SubEthaEdit has been a key facilitator for this transition. It allows the five (and counting) of us to collaborate on the note-taking process and to discuss the lecture as it happens in a non-intrusive manner. The final set of notes is stronger and everyone gets increased intimacy with the material.
As we sit spread across the auditorium, this phenomenon infects anyone sitting next to one of our participants. And it sure do look impressive as two people are capturing the professors talk while a third is cleaning any mistakes in the making and a fourth is posing a question.
But the in-class implications are only part of the SubEthaEdit success story. Groups where all members have made the switch, such as the one I'm in, experience a wealth of benefits. A reduced need for face time is the most apparent as almost any discussion or assignment can be handled through the combination of SubEthaEdit and voice-over-iChat. Easier sharing of large projects without versioning woes is another.

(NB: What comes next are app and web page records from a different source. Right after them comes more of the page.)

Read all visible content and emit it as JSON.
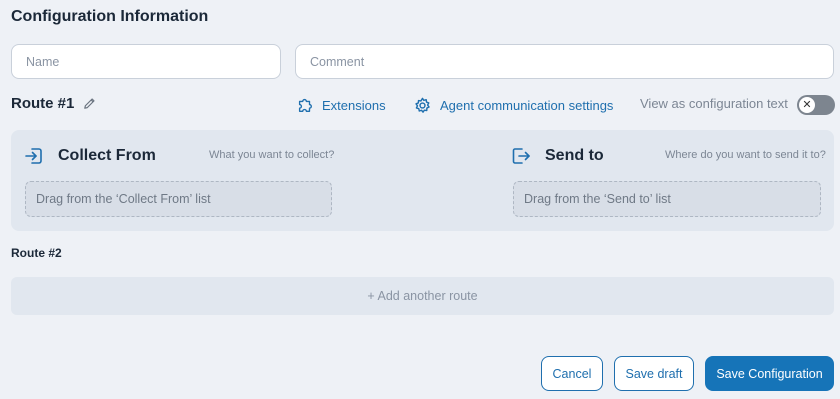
{
  "page": {
    "title": "Configuration Information"
  },
  "form": {
    "name_placeholder": "Name",
    "comment_placeholder": "Comment"
  },
  "route1": {
    "title": "Route #1",
    "edit_icon": "pencil-icon",
    "toolbar": {
      "extensions_label": "Extensions",
      "extensions_icon": "puzzle-icon",
      "agent_label": "Agent communication settings",
      "agent_icon": "gear-icon",
      "view_text_label": "View as configuration text",
      "view_text_toggle_on": false
    },
    "collect": {
      "heading": "Collect From",
      "icon": "sign-in-icon",
      "hint": "What you want to collect?",
      "drop_text": "Drag from the ‘Collect From’ list"
    },
    "send": {
      "heading": "Send to",
      "icon": "sign-out-icon",
      "hint": "Where do you want to send it to?",
      "drop_text": "Drag from the ‘Send to’ list"
    }
  },
  "route2": {
    "title": "Route #2",
    "add_label": "+ Add another route"
  },
  "actions": {
    "cancel_label": "Cancel",
    "draft_label": "Save draft",
    "save_label": "Save Configuration"
  },
  "colors": {
    "accent": "#1f6fae",
    "primary_button": "#1674b8",
    "background": "#eef1f6",
    "panel": "#e1e7ef"
  }
}
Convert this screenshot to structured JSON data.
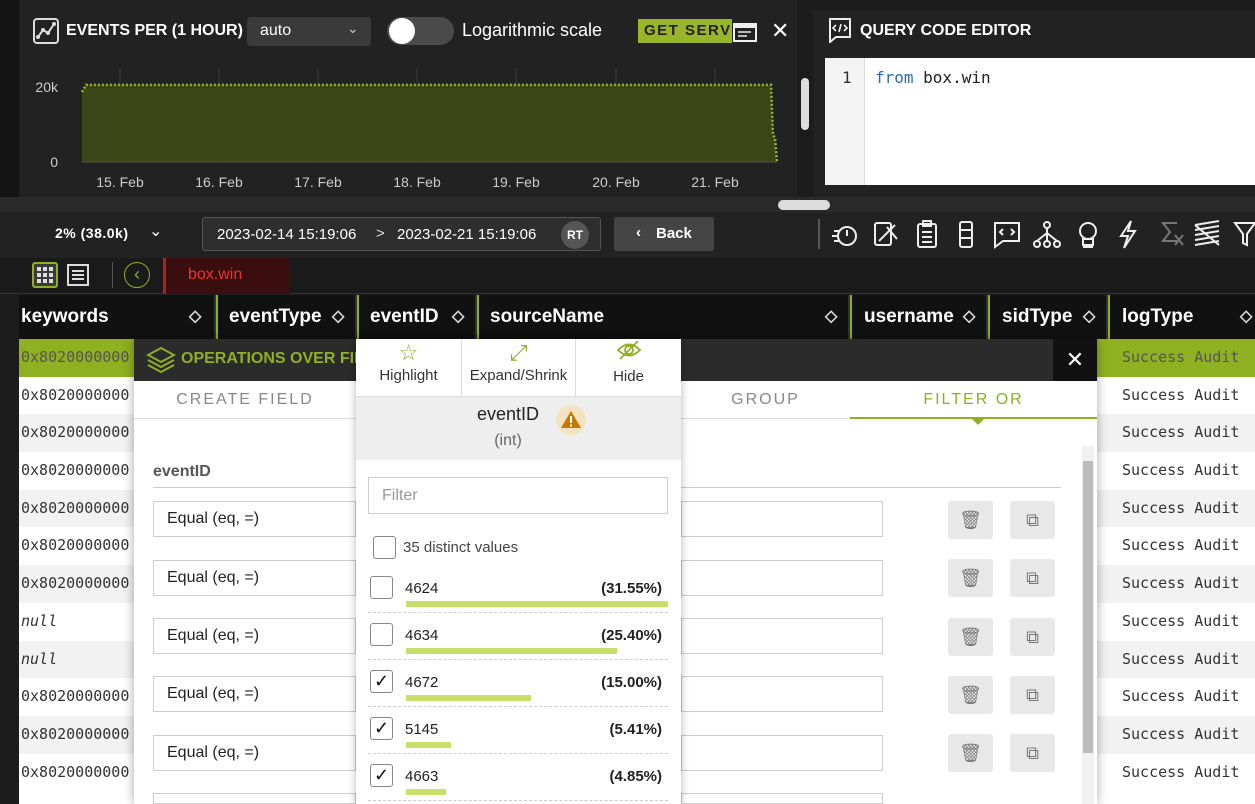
{
  "chart_panel": {
    "title": "EVENTS PER (1 HOUR)",
    "interval_value": "auto",
    "log_scale_label": "Logarithmic scale",
    "get_button": "GET SERVE",
    "close": "✕"
  },
  "chart_data": {
    "type": "area",
    "x": [
      "15. Feb",
      "16. Feb",
      "17. Feb",
      "18. Feb",
      "19. Feb",
      "20. Feb",
      "21. Feb"
    ],
    "y_ticks": [
      "20k",
      "0"
    ],
    "ylim": [
      0,
      25000
    ],
    "series_color": "#99b52a",
    "approx_value": 20500
  },
  "query_editor": {
    "title": "QUERY CODE EDITOR",
    "line_number": "1",
    "code_keyword": "from",
    "code_rest": " box.win"
  },
  "toolbar": {
    "sample_label": "2% (38.0k)",
    "date_from": "2023-02-14 15:19:06",
    "date_sep": ">",
    "date_to": "2023-02-21 15:19:06",
    "rt_badge": "RT",
    "back_label": "Back"
  },
  "tabs": {
    "active_tab": "box.win"
  },
  "grid": {
    "columns": [
      "keywords",
      "eventType",
      "eventID",
      "sourceName",
      "username",
      "sidType",
      "logType"
    ],
    "keywords_values": [
      "0x8020000000",
      "0x8020000000",
      "0x8020000000",
      "0x8020000000",
      "0x8020000000",
      "0x8020000000",
      "0x8020000000",
      "null",
      "null",
      "0x8020000000",
      "0x8020000000",
      "0x8020000000"
    ],
    "logtype_values": [
      "Success Audit",
      "Success Audit",
      "Success Audit",
      "Success Audit",
      "Success Audit",
      "Success Audit",
      "Success Audit",
      "Success Audit",
      "Success Audit",
      "Success Audit",
      "Success Audit",
      "Success Audit"
    ]
  },
  "operations_modal": {
    "title": "OPERATIONS OVER FIE",
    "tabs": [
      "CREATE FIELD",
      "GROUP",
      "FILTER OR"
    ],
    "field_label": "eventID",
    "operator_values": [
      "Equal (eq, =)",
      "Equal (eq, =)",
      "Equal (eq, =)",
      "Equal (eq, =)",
      "Equal (eq, =)"
    ]
  },
  "field_popup": {
    "actions": [
      "Highlight",
      "Expand/Shrink",
      "Hide"
    ],
    "field_name": "eventID",
    "field_type": "(int)",
    "filter_placeholder": "Filter",
    "distinct_label": "35 distinct values",
    "values": [
      {
        "label": "4624",
        "pct": "(31.55%)",
        "fraction": 0.3155,
        "checked": false
      },
      {
        "label": "4634",
        "pct": "(25.40%)",
        "fraction": 0.254,
        "checked": false
      },
      {
        "label": "4672",
        "pct": "(15.00%)",
        "fraction": 0.15,
        "checked": true
      },
      {
        "label": "5145",
        "pct": "(5.41%)",
        "fraction": 0.0541,
        "checked": true
      },
      {
        "label": "4663",
        "pct": "(4.85%)",
        "fraction": 0.0485,
        "checked": true
      }
    ]
  }
}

We'll go even further later this week as we try to add live broadcasting of the lectures through a combination of the iSight and Quicktime Broadcaster. I certainly wouldn't mind to be able to follow morning lectures from the comfort of a robe in my home. A broadcasting responsibility that cycles amongst the capable could make this very real, very soon.
Denmark will be graced by not one but two conferences in September on Java, XML, web services, and related subjects with varying degrees of buzz-word compliance. LogOn Web Days in Copenhagen on the 18th and 19th. JAOO 2003 in Aarhus from the 22nd through the 26th. I'll be trading labor for tuition on both occasions.
Although LogOn features some interesting topics and speakers, it's clearly the second-tier conference of the two. JAOO is the real treat. Most of my technical idols are represented including Martin Fowler, Kent Beck, Dave Thomas and Andy Hunt of the Pragmatic Programmers, and Yukihiro "Matz" Matsumoto — the father of Ruby.
Now I just need to figure out where to stay during the week in Aarhus, how to bring half my bookshelf for signing, and if there's any preparations against abstraction fatigue I need to make.
Are you going? Drop me a note